**Problem**. Using the listing below, return every line that includes "function".

**Given entries**.

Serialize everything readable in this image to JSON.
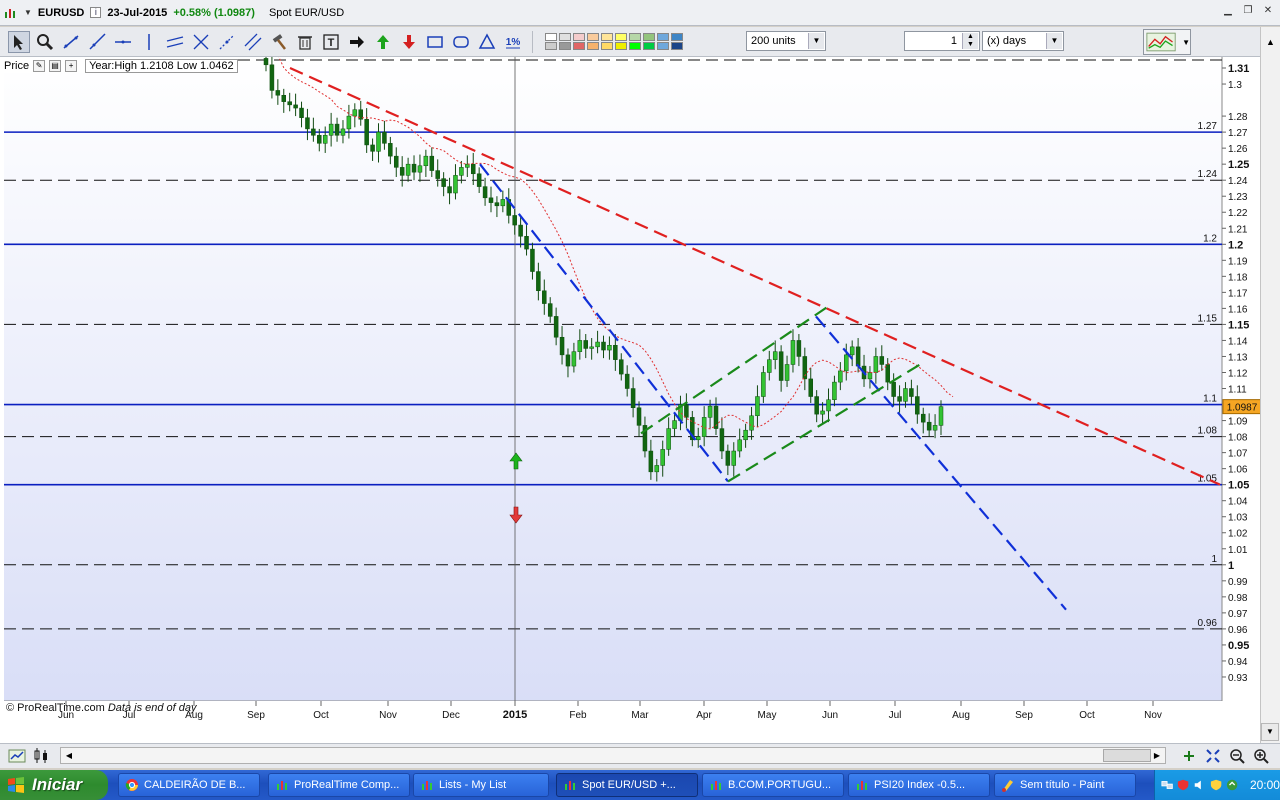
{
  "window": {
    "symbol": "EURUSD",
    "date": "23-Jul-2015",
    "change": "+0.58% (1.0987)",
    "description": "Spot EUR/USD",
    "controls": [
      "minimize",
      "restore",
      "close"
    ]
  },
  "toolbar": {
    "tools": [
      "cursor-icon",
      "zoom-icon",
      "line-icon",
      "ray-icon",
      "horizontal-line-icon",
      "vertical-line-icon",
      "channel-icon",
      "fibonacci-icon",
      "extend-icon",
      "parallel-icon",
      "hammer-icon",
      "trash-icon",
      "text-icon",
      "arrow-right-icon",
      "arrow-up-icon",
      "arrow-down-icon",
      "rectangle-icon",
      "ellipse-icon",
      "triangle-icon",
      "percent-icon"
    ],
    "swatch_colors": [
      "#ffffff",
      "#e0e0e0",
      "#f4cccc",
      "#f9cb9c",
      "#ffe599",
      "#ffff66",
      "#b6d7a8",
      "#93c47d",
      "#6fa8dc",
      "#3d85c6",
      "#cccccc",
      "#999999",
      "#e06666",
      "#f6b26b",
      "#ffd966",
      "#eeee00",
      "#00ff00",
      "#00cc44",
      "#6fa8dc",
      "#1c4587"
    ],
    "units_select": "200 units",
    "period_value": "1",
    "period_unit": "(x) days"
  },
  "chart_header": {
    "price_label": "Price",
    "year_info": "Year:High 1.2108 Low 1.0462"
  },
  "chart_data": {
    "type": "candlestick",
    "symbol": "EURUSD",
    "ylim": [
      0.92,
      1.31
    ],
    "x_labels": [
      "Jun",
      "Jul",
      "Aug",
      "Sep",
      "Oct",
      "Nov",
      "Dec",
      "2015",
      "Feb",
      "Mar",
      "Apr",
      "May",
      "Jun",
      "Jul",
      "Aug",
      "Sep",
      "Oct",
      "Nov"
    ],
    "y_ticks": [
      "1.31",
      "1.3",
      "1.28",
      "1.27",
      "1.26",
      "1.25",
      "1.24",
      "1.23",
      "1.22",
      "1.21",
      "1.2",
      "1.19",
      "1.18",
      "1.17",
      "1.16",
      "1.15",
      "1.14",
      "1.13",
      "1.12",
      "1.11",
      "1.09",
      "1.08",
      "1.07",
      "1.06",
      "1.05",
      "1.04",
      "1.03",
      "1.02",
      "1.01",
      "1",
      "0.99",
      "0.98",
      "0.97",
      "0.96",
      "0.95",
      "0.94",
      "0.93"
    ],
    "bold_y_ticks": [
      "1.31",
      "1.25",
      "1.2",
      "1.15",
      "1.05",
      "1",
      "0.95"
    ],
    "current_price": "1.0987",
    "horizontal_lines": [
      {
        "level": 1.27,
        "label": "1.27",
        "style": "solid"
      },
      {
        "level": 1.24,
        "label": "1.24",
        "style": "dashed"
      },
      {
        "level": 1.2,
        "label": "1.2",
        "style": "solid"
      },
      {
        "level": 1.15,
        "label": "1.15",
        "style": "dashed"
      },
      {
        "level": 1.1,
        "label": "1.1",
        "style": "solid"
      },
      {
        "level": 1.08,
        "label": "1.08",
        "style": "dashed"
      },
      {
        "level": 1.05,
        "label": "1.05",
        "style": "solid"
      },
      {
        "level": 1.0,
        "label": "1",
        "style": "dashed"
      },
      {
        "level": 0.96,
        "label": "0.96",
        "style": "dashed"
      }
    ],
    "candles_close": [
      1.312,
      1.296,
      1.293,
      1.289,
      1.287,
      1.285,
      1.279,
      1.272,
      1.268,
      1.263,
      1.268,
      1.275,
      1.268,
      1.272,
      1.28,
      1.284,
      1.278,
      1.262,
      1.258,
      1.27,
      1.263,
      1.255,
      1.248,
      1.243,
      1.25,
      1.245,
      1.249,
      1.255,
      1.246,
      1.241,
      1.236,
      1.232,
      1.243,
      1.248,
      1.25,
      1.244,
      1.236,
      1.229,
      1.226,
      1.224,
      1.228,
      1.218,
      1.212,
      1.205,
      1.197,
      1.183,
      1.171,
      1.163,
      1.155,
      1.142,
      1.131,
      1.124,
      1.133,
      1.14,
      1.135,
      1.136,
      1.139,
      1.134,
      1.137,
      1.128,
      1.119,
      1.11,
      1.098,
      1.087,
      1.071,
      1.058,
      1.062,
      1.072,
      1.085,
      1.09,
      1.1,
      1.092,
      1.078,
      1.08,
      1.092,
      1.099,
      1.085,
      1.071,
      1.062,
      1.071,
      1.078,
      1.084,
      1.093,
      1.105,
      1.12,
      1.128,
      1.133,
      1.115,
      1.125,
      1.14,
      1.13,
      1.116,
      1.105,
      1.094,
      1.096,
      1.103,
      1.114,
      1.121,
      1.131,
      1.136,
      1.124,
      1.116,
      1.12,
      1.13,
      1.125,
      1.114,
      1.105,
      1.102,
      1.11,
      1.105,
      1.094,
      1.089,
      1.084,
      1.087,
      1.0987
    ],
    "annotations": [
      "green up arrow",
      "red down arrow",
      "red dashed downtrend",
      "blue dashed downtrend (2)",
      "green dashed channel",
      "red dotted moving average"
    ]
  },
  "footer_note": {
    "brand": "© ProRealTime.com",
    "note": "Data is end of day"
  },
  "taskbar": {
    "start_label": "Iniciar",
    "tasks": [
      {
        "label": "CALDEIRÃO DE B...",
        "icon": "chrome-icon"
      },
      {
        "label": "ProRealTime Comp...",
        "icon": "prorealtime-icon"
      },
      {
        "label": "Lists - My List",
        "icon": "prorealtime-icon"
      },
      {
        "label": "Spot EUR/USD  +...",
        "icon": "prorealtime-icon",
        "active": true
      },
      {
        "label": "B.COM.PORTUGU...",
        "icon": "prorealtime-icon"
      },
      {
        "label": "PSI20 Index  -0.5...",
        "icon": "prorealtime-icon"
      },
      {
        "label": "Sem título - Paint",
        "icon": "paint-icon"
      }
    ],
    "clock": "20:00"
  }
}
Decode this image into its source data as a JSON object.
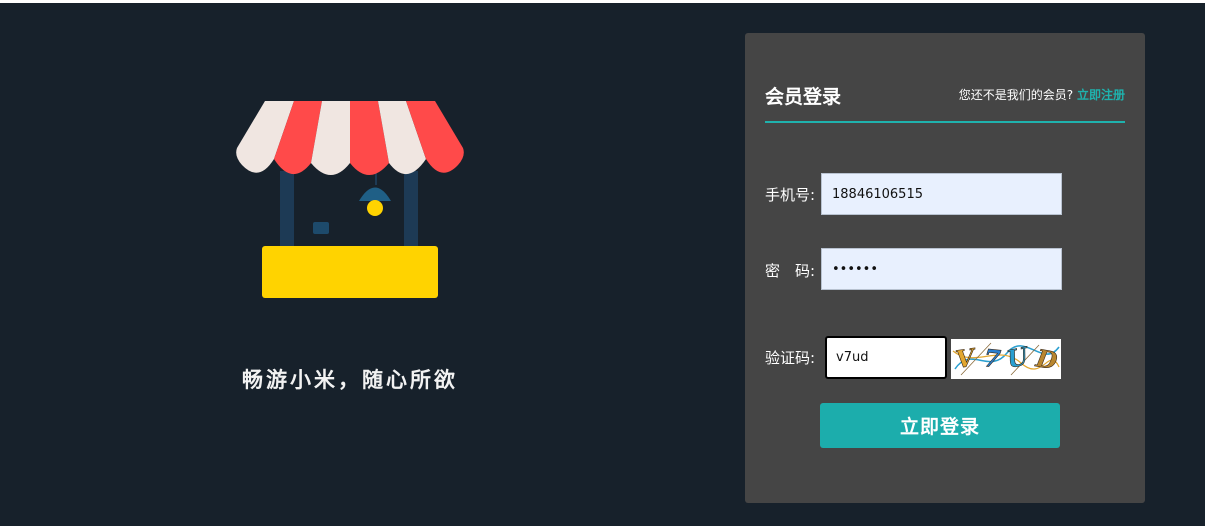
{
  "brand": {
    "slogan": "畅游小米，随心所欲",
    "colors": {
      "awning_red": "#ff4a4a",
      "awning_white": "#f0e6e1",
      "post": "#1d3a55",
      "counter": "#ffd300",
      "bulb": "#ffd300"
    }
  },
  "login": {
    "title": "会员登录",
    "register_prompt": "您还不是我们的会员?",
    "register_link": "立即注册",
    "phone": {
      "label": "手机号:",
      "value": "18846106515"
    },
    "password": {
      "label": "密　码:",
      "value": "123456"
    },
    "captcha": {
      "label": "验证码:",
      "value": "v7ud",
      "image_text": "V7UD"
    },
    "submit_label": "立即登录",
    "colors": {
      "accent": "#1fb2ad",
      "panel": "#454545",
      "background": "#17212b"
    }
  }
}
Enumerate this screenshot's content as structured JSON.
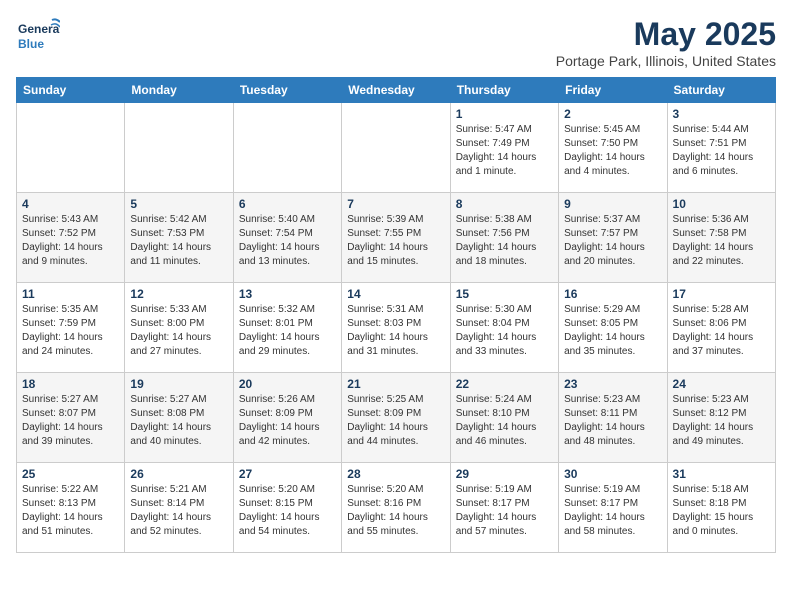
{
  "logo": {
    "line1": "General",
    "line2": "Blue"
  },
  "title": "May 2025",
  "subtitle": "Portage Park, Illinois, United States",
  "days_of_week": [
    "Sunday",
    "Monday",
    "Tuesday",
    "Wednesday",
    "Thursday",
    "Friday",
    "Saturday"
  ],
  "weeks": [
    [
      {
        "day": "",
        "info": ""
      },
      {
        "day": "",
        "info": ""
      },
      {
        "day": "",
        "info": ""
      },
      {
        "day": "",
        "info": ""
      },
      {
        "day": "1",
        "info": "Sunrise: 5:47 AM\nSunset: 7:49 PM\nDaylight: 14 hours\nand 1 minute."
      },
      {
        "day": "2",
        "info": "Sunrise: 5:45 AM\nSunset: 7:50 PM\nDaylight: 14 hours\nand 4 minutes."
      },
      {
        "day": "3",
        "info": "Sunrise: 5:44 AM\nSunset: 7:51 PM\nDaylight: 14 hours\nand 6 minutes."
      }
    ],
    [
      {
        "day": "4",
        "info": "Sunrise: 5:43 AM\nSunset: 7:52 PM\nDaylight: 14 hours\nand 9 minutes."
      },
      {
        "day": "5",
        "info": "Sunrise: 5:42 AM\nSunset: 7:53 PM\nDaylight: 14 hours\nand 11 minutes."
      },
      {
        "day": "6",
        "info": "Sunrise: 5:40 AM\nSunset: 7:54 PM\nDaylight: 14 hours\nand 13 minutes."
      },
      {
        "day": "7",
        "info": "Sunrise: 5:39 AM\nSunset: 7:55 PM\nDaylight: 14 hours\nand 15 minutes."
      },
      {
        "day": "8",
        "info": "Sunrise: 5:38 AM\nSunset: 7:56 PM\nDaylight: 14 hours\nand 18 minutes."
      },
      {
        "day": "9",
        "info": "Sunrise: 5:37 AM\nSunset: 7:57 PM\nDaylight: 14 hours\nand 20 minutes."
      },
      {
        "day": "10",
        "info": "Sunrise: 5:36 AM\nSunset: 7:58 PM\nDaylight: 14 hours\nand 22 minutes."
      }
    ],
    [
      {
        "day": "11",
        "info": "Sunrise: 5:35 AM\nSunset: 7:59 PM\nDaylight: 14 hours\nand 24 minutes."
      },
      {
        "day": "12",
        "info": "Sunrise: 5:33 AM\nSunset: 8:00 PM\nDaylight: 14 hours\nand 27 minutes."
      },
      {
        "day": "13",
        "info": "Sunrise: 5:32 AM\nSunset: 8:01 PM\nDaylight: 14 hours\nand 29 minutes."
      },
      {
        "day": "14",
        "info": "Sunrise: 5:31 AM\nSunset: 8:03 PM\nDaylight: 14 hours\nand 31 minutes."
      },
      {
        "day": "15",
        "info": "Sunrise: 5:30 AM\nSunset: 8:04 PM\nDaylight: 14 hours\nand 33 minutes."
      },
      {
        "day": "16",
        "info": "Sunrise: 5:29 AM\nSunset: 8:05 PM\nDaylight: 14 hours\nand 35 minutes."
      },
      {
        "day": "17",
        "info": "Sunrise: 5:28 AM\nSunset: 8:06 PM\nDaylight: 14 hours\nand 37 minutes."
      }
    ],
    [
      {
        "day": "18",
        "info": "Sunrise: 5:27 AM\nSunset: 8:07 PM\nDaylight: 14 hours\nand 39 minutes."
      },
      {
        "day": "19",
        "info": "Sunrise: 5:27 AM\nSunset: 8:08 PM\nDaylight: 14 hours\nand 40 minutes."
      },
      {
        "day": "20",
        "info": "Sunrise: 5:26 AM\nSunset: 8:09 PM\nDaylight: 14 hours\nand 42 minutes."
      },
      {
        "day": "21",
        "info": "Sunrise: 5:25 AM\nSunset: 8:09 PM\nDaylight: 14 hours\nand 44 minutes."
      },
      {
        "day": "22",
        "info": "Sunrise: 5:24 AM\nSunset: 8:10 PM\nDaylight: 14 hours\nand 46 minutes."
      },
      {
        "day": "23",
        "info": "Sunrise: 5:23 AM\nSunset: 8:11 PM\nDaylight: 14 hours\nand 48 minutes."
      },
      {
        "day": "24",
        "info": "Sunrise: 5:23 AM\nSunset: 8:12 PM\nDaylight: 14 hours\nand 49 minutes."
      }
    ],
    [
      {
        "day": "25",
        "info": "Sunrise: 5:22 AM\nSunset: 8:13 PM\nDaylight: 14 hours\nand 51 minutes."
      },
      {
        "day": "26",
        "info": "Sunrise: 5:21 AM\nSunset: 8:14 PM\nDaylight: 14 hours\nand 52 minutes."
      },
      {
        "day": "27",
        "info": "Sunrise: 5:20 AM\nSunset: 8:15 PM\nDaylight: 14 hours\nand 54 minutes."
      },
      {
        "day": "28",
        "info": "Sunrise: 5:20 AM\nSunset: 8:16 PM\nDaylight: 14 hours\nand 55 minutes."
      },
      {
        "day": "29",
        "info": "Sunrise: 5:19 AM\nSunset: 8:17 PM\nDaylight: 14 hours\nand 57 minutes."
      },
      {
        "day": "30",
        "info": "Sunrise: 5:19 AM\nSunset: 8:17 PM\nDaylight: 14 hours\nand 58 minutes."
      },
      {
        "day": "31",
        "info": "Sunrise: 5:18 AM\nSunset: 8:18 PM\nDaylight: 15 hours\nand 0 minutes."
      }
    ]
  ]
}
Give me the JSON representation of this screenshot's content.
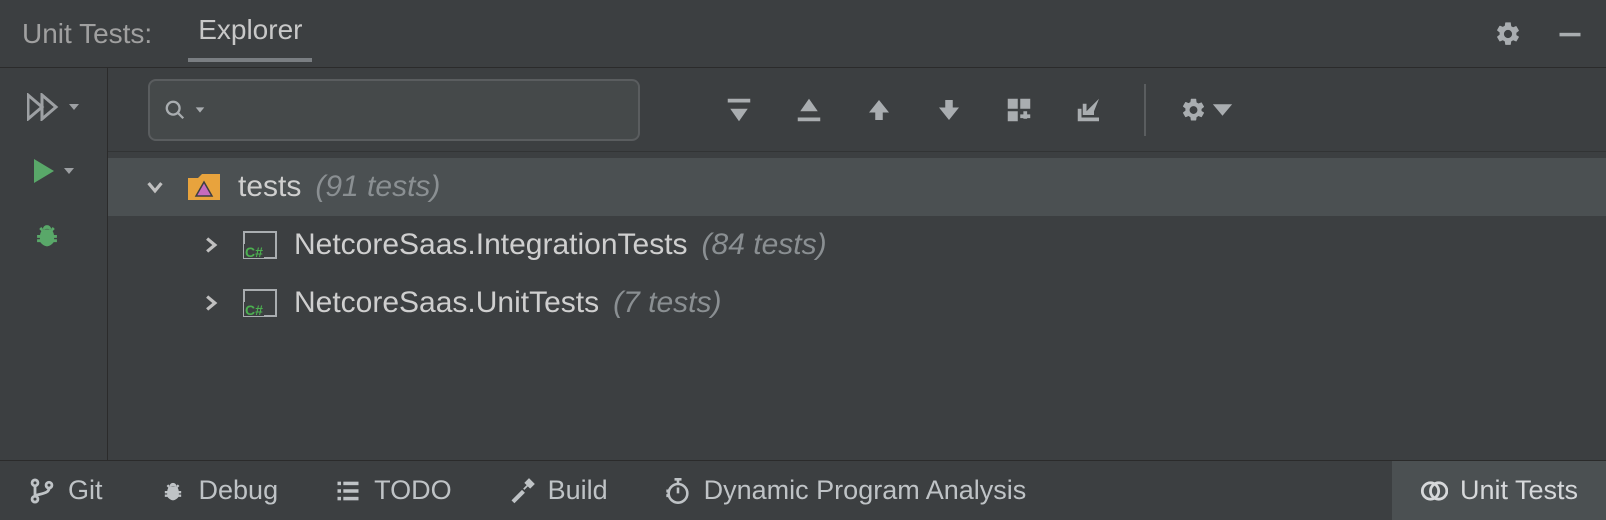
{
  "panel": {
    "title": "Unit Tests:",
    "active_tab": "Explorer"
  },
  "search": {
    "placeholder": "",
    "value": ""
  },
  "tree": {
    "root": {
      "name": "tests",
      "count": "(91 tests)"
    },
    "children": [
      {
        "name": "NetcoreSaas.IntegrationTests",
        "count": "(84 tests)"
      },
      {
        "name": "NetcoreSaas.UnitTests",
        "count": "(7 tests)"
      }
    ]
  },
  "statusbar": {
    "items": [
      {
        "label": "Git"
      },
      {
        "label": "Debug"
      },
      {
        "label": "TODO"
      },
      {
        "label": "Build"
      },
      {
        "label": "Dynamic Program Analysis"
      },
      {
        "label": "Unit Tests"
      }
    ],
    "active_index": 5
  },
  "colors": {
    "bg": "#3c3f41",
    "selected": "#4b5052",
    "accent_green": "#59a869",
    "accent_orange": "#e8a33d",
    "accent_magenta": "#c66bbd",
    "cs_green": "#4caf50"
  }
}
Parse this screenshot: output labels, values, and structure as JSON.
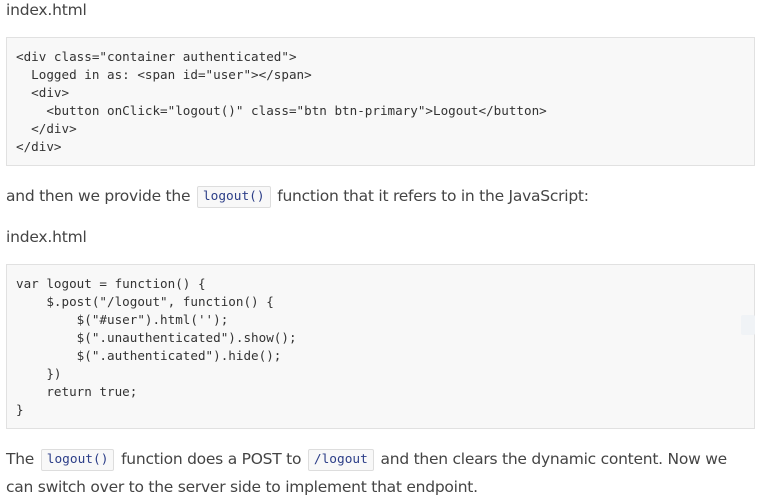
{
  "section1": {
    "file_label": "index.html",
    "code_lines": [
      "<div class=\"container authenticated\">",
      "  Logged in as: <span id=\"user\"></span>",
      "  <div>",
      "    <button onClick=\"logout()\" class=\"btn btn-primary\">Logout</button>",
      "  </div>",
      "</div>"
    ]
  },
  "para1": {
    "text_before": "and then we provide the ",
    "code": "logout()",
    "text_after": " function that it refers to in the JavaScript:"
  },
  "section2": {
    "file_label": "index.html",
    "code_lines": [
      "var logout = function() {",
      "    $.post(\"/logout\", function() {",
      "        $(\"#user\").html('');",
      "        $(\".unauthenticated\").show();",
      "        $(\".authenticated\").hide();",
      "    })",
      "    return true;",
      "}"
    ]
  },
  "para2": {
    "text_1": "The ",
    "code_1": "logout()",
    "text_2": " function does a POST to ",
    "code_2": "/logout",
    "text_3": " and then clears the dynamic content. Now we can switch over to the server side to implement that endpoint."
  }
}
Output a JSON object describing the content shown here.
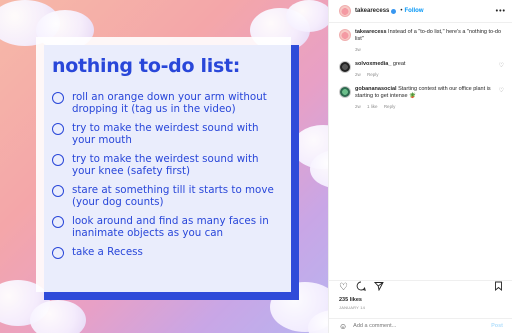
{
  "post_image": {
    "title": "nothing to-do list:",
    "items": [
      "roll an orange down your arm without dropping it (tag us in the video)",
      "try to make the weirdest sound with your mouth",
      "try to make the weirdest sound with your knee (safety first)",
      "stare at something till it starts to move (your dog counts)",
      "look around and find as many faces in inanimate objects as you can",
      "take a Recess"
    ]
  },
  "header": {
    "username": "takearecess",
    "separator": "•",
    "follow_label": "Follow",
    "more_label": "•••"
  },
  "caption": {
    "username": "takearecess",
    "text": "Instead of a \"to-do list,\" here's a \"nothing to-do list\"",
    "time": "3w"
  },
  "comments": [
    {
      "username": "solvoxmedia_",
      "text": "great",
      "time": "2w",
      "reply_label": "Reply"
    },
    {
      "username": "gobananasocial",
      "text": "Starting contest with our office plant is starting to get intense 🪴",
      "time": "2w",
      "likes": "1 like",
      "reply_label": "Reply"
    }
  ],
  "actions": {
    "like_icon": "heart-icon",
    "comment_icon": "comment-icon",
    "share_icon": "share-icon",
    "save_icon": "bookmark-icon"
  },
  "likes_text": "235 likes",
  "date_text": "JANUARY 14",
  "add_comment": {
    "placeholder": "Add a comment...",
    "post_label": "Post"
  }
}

**Task answer**.
    "text_after": " function that it refers to in the JavaScript:"
      "var logout = function() {",
      "    $.post(\"/logout\", function() {",
    "text_2": " function does a POST to ",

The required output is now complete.